> _WORK TASK_:
The answer should be the records below, word for word, with every image left out.

> _Data records for software interfaces_:
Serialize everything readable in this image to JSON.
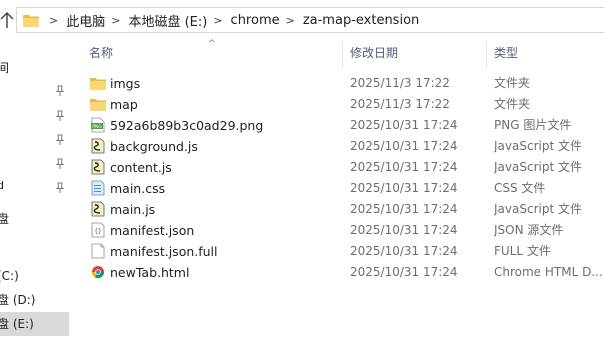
{
  "address_bar": {
    "breadcrumbs": [
      "此电脑",
      "本地磁盘 (E:)",
      "chrome",
      "za-map-extension"
    ],
    "separator": ">"
  },
  "nav": {
    "items": [
      {
        "label": "间",
        "pinned": false
      },
      {
        "label": "",
        "pinned": true
      },
      {
        "label": "",
        "pinned": true
      },
      {
        "label": "",
        "pinned": true
      },
      {
        "label": "",
        "pinned": true
      },
      {
        "label": "",
        "pinned": true
      },
      {
        "label": "盘",
        "pinned": false
      },
      {
        "label": "(C:)",
        "pinned": false
      },
      {
        "label": "盘 (D:)",
        "pinned": false
      },
      {
        "label": "盘 (E:)",
        "pinned": false,
        "selected": true
      }
    ]
  },
  "columns": {
    "name": "名称",
    "date": "修改日期",
    "type": "类型"
  },
  "files": [
    {
      "name": "imgs",
      "date": "2025/11/3 17:22",
      "type": "文件夹",
      "icon": "folder-icon"
    },
    {
      "name": "map",
      "date": "2025/11/3 17:22",
      "type": "文件夹",
      "icon": "folder-icon"
    },
    {
      "name": "592a6b89b3c0ad29.png",
      "date": "2025/10/31 17:24",
      "type": "PNG 图片文件",
      "icon": "png-file-icon"
    },
    {
      "name": "background.js",
      "date": "2025/10/31 17:24",
      "type": "JavaScript 文件",
      "icon": "js-file-icon"
    },
    {
      "name": "content.js",
      "date": "2025/10/31 17:24",
      "type": "JavaScript 文件",
      "icon": "js-file-icon"
    },
    {
      "name": "main.css",
      "date": "2025/10/31 17:24",
      "type": "CSS 文件",
      "icon": "css-file-icon"
    },
    {
      "name": "main.js",
      "date": "2025/10/31 17:24",
      "type": "JavaScript 文件",
      "icon": "js-file-icon"
    },
    {
      "name": "manifest.json",
      "date": "2025/10/31 17:24",
      "type": "JSON 源文件",
      "icon": "json-file-icon"
    },
    {
      "name": "manifest.json.full",
      "date": "2025/10/31 17:24",
      "type": "FULL 文件",
      "icon": "blank-file-icon"
    },
    {
      "name": "newTab.html",
      "date": "2025/10/31 17:24",
      "type": "Chrome HTML D...",
      "icon": "chrome-html-icon"
    }
  ],
  "colors": {
    "folder": "#e8b84a",
    "selected_nav": "#d9d9d9",
    "header_text": "#4c607a",
    "meta_text": "#6d6d6d"
  }
}
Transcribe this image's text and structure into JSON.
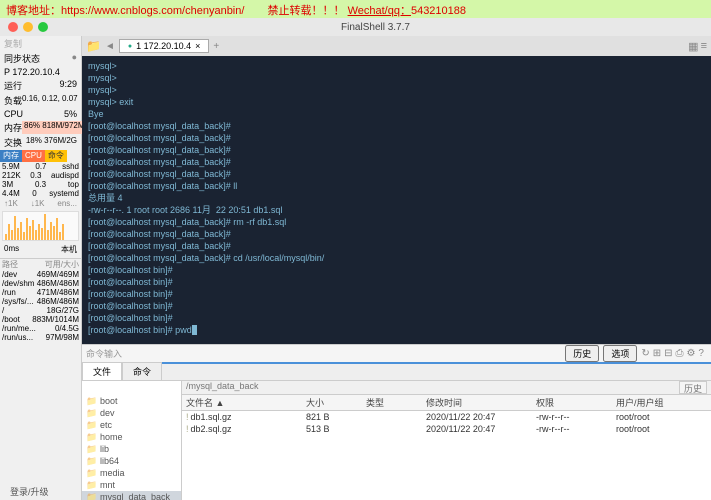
{
  "banner": {
    "prefix": "博客地址：",
    "url": "https://www.cnblogs.com/chenyanbin/",
    "warn": "禁止转载！！！",
    "contact_label": "Wechat/qq：",
    "contact": "543210188"
  },
  "titlebar": {
    "title": "FinalShell 3.7.7"
  },
  "sidebar": {
    "sync_label": "同步状态",
    "sync_icon": "●",
    "ip": "P 172.20.10.4",
    "runtime_label": "运行",
    "runtime": "9:29",
    "load_label": "负载",
    "load": "0.16, 0.12, 0.07",
    "cpu_label": "CPU",
    "cpu_pct": "5%",
    "mem_label": "内存",
    "mem_pct": "86%",
    "mem_detail": "818M/972M",
    "swap_label": "交换",
    "swap_pct": "18%",
    "swap_detail": "376M/2G",
    "tabs": {
      "mem": "内存",
      "cpu": "CPU",
      "cmd": "命令"
    },
    "procs": [
      {
        "mem": "5.9M",
        "cpu": "0.7",
        "name": "sshd"
      },
      {
        "mem": "212K",
        "cpu": "0.3",
        "name": "audispd"
      },
      {
        "mem": "3M",
        "cpu": "0.3",
        "name": "top"
      },
      {
        "mem": "4.4M",
        "cpu": "0",
        "name": "systemd"
      }
    ],
    "graph": {
      "l1": "↑1K",
      "l2": "↓1K",
      "l3": "ens..."
    },
    "graph_bars": [
      3,
      8,
      5,
      12,
      6,
      9,
      4,
      11,
      7,
      10,
      5,
      8,
      6,
      13,
      5,
      9,
      7,
      11,
      4,
      8
    ],
    "net_row": {
      "l": "0ms",
      "r": "本机"
    },
    "fs_header": {
      "c1": "路径",
      "c2": "可用/大小"
    },
    "fs": [
      {
        "p": "/dev",
        "s": "469M/469M"
      },
      {
        "p": "/dev/shm",
        "s": "486M/486M"
      },
      {
        "p": "/run",
        "s": "471M/486M"
      },
      {
        "p": "/sys/fs/...",
        "s": "486M/486M"
      },
      {
        "p": "/",
        "s": "18G/27G"
      },
      {
        "p": "/boot",
        "s": "883M/1014M"
      },
      {
        "p": "/run/me...",
        "s": "0/4.5G"
      },
      {
        "p": "/run/us...",
        "s": "97M/98M"
      }
    ],
    "footer": "登录/升级"
  },
  "tabbar": {
    "tab_label": "1 172.20.10.4",
    "tab_bullet": "●",
    "tab_plus": "+"
  },
  "terminal": {
    "lines": [
      "mysql>",
      "mysql>",
      "mysql>",
      "mysql> exit",
      "Bye",
      "[root@localhost mysql_data_back]#",
      "[root@localhost mysql_data_back]#",
      "[root@localhost mysql_data_back]#",
      "[root@localhost mysql_data_back]#",
      "[root@localhost mysql_data_back]#",
      "[root@localhost mysql_data_back]# ll",
      "总用量 4",
      "-rw-r--r--. 1 root root 2686 11月  22 20:51 db1.sql",
      "[root@localhost mysql_data_back]# rm -rf db1.sql",
      "[root@localhost mysql_data_back]#",
      "[root@localhost mysql_data_back]#",
      "[root@localhost mysql_data_back]# cd /usr/local/mysql/bin/",
      "[root@localhost bin]#",
      "[root@localhost bin]#",
      "[root@localhost bin]#",
      "[root@localhost bin]#",
      "[root@localhost bin]#",
      "[root@localhost bin]# pwd"
    ]
  },
  "cmdbar": {
    "placeholder": "命令输入",
    "history": "历史",
    "options": "选项"
  },
  "filetabs": {
    "files": "文件",
    "cmd": "命令"
  },
  "pathbar": {
    "path": "/mysql_data_back",
    "history": "历史"
  },
  "tree": [
    "boot",
    "dev",
    "etc",
    "home",
    "lib",
    "lib64",
    "media",
    "mnt",
    "mysql_data_back"
  ],
  "filelist": {
    "headers": {
      "name": "文件名 ▲",
      "size": "大小",
      "type": "类型",
      "date": "修改时间",
      "perm": "权限",
      "owner": "用户/用户组"
    },
    "rows": [
      {
        "name": "db1.sql.gz",
        "size": "821 B",
        "type": "",
        "date": "2020/11/22 20:47",
        "perm": "-rw-r--r--",
        "owner": "root/root"
      },
      {
        "name": "db2.sql.gz",
        "size": "513 B",
        "type": "",
        "date": "2020/11/22 20:47",
        "perm": "-rw-r--r--",
        "owner": "root/root"
      }
    ]
  }
}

> _EXERCISE SOLUTION_:
Serialize everything readable in this image to JSON.
{
  "address_bar": {
    "breadcrumbs": [
      "此电脑",
      "本地磁盘 (E:)",
      "chrome",
      "za-map-extension"
    ],
    "separator": ">"
  },
  "nav": {
    "items": [
      {
        "label": "间",
        "pinned": false
      },
      {
        "label": "",
        "pinned": true
      },
      {
        "label": "",
        "pinned": true
      },
      {
        "label": "",
        "pinned": true
      },
      {
        "label": "",
        "pinned": true
      },
      {
        "label": "",
        "pinned": true
      },
      {
        "label": "盘",
        "pinned": false
      },
      {
        "label": "(C:)",
        "pinned": false
      },
      {
        "label": "盘 (D:)",
        "pinned": false
      },
      {
        "label": "盘 (E:)",
        "pinned": false,
        "selected": true
      }
    ]
  },
  "columns": {
    "name": "名称",
    "date": "修改日期",
    "type": "类型"
  },
  "files": [
    {
      "name": "imgs",
      "date": "2025/11/3 17:22",
      "type": "文件夹",
      "icon": "folder-icon"
    },
    {
      "name": "map",
      "date": "2025/11/3 17:22",
      "type": "文件夹",
      "icon": "folder-icon"
    },
    {
      "name": "592a6b89b3c0ad29.png",
      "date": "2025/10/31 17:24",
      "type": "PNG 图片文件",
      "icon": "png-file-icon"
    },
    {
      "name": "background.js",
      "date": "2025/10/31 17:24",
      "type": "JavaScript 文件",
      "icon": "js-file-icon"
    },
    {
      "name": "content.js",
      "date": "2025/10/31 17:24",
      "type": "JavaScript 文件",
      "icon": "js-file-icon"
    },
    {
      "name": "main.css",
      "date": "2025/10/31 17:24",
      "type": "CSS 文件",
      "icon": "css-file-icon"
    },
    {
      "name": "main.js",
      "date": "2025/10/31 17:24",
      "type": "JavaScript 文件",
      "icon": "js-file-icon"
    },
    {
      "name": "manifest.json",
      "date": "2025/10/31 17:24",
      "type": "JSON 源文件",
      "icon": "json-file-icon"
    },
    {
      "name": "manifest.json.full",
      "date": "2025/10/31 17:24",
      "type": "FULL 文件",
      "icon": "blank-file-icon"
    },
    {
      "name": "newTab.html",
      "date": "2025/10/31 17:24",
      "type": "Chrome HTML D...",
      "icon": "chrome-html-icon"
    }
  ],
  "colors": {
    "folder": "#e8b84a",
    "selected_nav": "#d9d9d9",
    "header_text": "#4c607a",
    "meta_text": "#6d6d6d"
  }
}
Transcribe this image's text and structure into JSON.
{
  "banner": {
    "prefix": "博客地址：",
    "url": "https://www.cnblogs.com/chenyanbin/",
    "warn": "禁止转载！！！",
    "contact_label": "Wechat/qq：",
    "contact": "543210188"
  },
  "titlebar": {
    "title": "FinalShell 3.7.7"
  },
  "sidebar": {
    "sync_label": "同步状态",
    "sync_icon": "●",
    "ip": "P 172.20.10.4",
    "runtime_label": "运行",
    "runtime": "9:29",
    "load_label": "负载",
    "load": "0.16, 0.12, 0.07",
    "cpu_label": "CPU",
    "cpu_pct": "5%",
    "mem_label": "内存",
    "mem_pct": "86%",
    "mem_detail": "818M/972M",
    "swap_label": "交换",
    "swap_pct": "18%",
    "swap_detail": "376M/2G",
    "tabs": {
      "mem": "内存",
      "cpu": "CPU",
      "cmd": "命令"
    },
    "procs": [
      {
        "mem": "5.9M",
        "cpu": "0.7",
        "name": "sshd"
      },
      {
        "mem": "212K",
        "cpu": "0.3",
        "name": "audispd"
      },
      {
        "mem": "3M",
        "cpu": "0.3",
        "name": "top"
      },
      {
        "mem": "4.4M",
        "cpu": "0",
        "name": "systemd"
      }
    ],
    "graph": {
      "l1": "↑1K",
      "l2": "↓1K",
      "l3": "ens..."
    },
    "graph_bars": [
      3,
      8,
      5,
      12,
      6,
      9,
      4,
      11,
      7,
      10,
      5,
      8,
      6,
      13,
      5,
      9,
      7,
      11,
      4,
      8
    ],
    "net_row": {
      "l": "0ms",
      "r": "本机"
    },
    "fs_header": {
      "c1": "路径",
      "c2": "可用/大小"
    },
    "fs": [
      {
        "p": "/dev",
        "s": "469M/469M"
      },
      {
        "p": "/dev/shm",
        "s": "486M/486M"
      },
      {
        "p": "/run",
        "s": "471M/486M"
      },
      {
        "p": "/sys/fs/...",
        "s": "486M/486M"
      },
      {
        "p": "/",
        "s": "18G/27G"
      },
      {
        "p": "/boot",
        "s": "883M/1014M"
      },
      {
        "p": "/run/me...",
        "s": "0/4.5G"
      },
      {
        "p": "/run/us...",
        "s": "97M/98M"
      }
    ],
    "footer": "登录/升级"
  },
  "tabbar": {
    "tab_label": "1 172.20.10.4",
    "tab_bullet": "●",
    "tab_plus": "+"
  },
  "terminal": {
    "lines": [
      "mysql>",
      "mysql>",
      "mysql>",
      "mysql> exit",
      "Bye",
      "[root@localhost mysql_data_back]#",
      "[root@localhost mysql_data_back]#",
      "[root@localhost mysql_data_back]#",
      "[root@localhost mysql_data_back]#",
      "[root@localhost mysql_data_back]#",
      "[root@localhost mysql_data_back]# ll",
      "总用量 4",
      "-rw-r--r--. 1 root root 2686 11月  22 20:51 db1.sql",
      "[root@localhost mysql_data_back]# rm -rf db1.sql",
      "[root@localhost mysql_data_back]#",
      "[root@localhost mysql_data_back]#",
      "[root@localhost mysql_data_back]# cd /usr/local/mysql/bin/",
      "[root@localhost bin]#",
      "[root@localhost bin]#",
      "[root@localhost bin]#",
      "[root@localhost bin]#",
      "[root@localhost bin]#",
      "[root@localhost bin]# pwd"
    ]
  },
  "cmdbar": {
    "placeholder": "命令输入",
    "history": "历史",
    "options": "选项"
  },
  "filetabs": {
    "files": "文件",
    "cmd": "命令"
  },
  "pathbar": {
    "path": "/mysql_data_back",
    "history": "历史"
  },
  "tree": [
    "boot",
    "dev",
    "etc",
    "home",
    "lib",
    "lib64",
    "media",
    "mnt",
    "mysql_data_back"
  ],
  "filelist": {
    "headers": {
      "name": "文件名 ▲",
      "size": "大小",
      "type": "类型",
      "date": "修改时间",
      "perm": "权限",
      "owner": "用户/用户组"
    },
    "rows": [
      {
        "name": "db1.sql.gz",
        "size": "821 B",
        "type": "",
        "date": "2020/11/22 20:47",
        "perm": "-rw-r--r--",
        "owner": "root/root"
      },
      {
        "name": "db2.sql.gz",
        "size": "513 B",
        "type": "",
        "date": "2020/11/22 20:47",
        "perm": "-rw-r--r--",
        "owner": "root/root"
      }
    ]
  }
}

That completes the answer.